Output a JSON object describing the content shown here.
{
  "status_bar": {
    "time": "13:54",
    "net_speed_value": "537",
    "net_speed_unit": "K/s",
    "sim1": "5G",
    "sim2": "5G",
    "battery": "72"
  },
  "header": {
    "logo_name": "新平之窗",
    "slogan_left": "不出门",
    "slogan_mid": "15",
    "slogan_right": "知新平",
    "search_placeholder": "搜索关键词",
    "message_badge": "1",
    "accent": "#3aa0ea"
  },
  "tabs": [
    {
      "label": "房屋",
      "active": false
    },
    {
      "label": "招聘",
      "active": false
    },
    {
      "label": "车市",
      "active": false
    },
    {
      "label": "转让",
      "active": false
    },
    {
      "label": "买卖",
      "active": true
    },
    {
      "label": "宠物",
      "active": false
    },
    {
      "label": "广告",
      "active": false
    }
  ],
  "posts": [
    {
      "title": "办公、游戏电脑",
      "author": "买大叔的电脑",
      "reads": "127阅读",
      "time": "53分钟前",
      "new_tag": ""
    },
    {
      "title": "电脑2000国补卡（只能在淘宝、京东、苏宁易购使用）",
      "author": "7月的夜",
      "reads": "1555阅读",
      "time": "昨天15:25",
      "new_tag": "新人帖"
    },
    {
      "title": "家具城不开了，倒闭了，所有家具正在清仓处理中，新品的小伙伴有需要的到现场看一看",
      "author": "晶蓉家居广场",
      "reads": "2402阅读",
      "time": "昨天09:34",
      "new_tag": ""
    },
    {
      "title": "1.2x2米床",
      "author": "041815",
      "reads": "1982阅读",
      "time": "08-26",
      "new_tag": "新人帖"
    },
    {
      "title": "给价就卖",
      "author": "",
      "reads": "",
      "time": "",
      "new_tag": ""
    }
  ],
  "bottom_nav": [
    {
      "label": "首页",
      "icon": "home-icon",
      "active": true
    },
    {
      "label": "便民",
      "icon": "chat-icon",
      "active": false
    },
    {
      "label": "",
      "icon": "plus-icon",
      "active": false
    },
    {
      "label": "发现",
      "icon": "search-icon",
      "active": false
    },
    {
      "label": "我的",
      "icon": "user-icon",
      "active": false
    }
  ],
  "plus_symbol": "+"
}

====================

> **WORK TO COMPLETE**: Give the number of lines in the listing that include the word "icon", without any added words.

> **ANSWER BELOW**: 5